In the weeks following, Rahn’s friends reported him to be suffering from extreme nervous agitation and on the verge of a mental breakdown. He fled south to the town of Söll in the Austrian alps. There, sometime in mid-March, he followed a stony path into the mountains and weeks later was found frozen to death.
What exactly happened to Rahn has never been fully determined. Many speculate that once he left the SS, his sexual orientation and political views made him a marked man. Rather than face the horrors of the concentration camps that he had witnessed firsthand, he took his own life.
Proponents of this theory note that his death occurred near the anniversary of the fall of Montségur. They presume he committed the “Endura,” a Cathar form of ritual suicide by cold and starvation. It would have been a fitting if tragic end for a man who had devoted so much of his life to the mysterious sect.
But others argue that the body that was found frozen in the mountains was not in fact Rahn’s, and that he had instead faked his own death. They note that though the body that was recovered was buried at the Rahn family grave in Darmstadt, no official death certificate was ever produced.
Rumours swirled for years that he had assumed a new identity and was hidden by friends in one of the mystic and esoteric circles in which he was known to travel.
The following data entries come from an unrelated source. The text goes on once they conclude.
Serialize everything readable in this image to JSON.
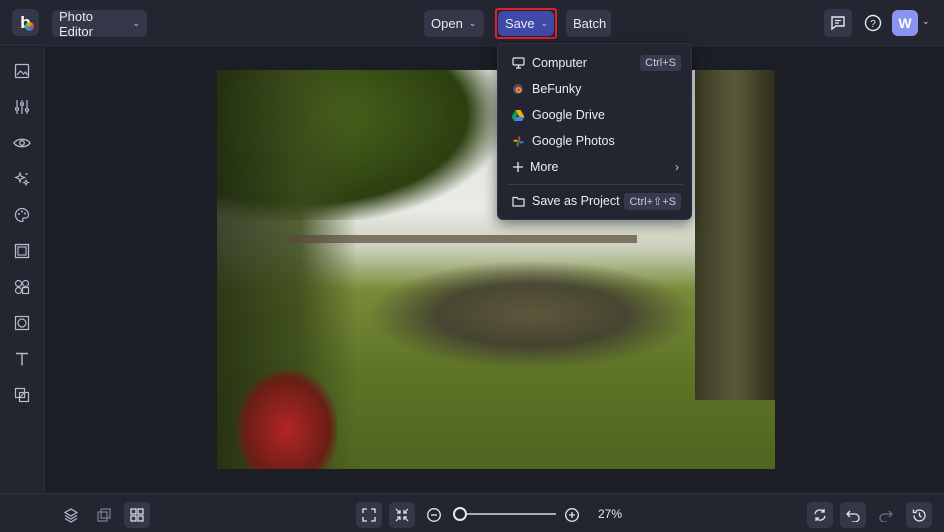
{
  "topbar": {
    "app_label": "Photo Editor",
    "open_label": "Open",
    "save_label": "Save",
    "batch_label": "Batch",
    "avatar_initial": "W"
  },
  "save_menu": {
    "items": [
      {
        "icon": "monitor-icon",
        "label": "Computer",
        "shortcut": "Ctrl+S"
      },
      {
        "icon": "befunky-icon",
        "label": "BeFunky",
        "shortcut": ""
      },
      {
        "icon": "google-drive-icon",
        "label": "Google Drive",
        "shortcut": ""
      },
      {
        "icon": "google-photos-icon",
        "label": "Google Photos",
        "shortcut": ""
      },
      {
        "icon": "plus-icon",
        "label": "More",
        "shortcut": "",
        "submenu": true
      },
      {
        "icon": "folder-icon",
        "label": "Save as Project",
        "shortcut": "Ctrl+⇧+S"
      }
    ]
  },
  "sidebar": {
    "items": [
      "image-icon",
      "sliders-icon",
      "eye-icon",
      "sparkles-icon",
      "palette-icon",
      "frame-icon",
      "shapes-icon",
      "texture-icon",
      "text-icon",
      "graphics-icon"
    ]
  },
  "bottombar": {
    "zoom_percent": "27%",
    "zoom_value": 27
  },
  "colors": {
    "accent": "#3f4aa8",
    "highlight_outline": "#e2202a",
    "avatar": "#8a93f0"
  }
}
Others continue to theorize that Otto Rahn and Rudolf Rahn, the similar looking German ambassador to Italy who died in 1975, were in fact the same person. There is even a story of him dying in a car accident in Iran in 1959.
Feeding these rumours is the extent to which Himmler went to posthumously rehabilitate Rahn and cover up any of his misdeeds. An obituary in the SS newspaper Das Schwarzes Korps, attributed his death to a sudden snowstorm and described him as “a decent SS-member and the creator of marvellous historic and scientific works.” Himmler kept Rahn’s works in print right to the end of the war when paper in Germany was increasingly scarce, and in 1944 a large outstanding debt he owed to Himmler was mysteriously and anonymously paid.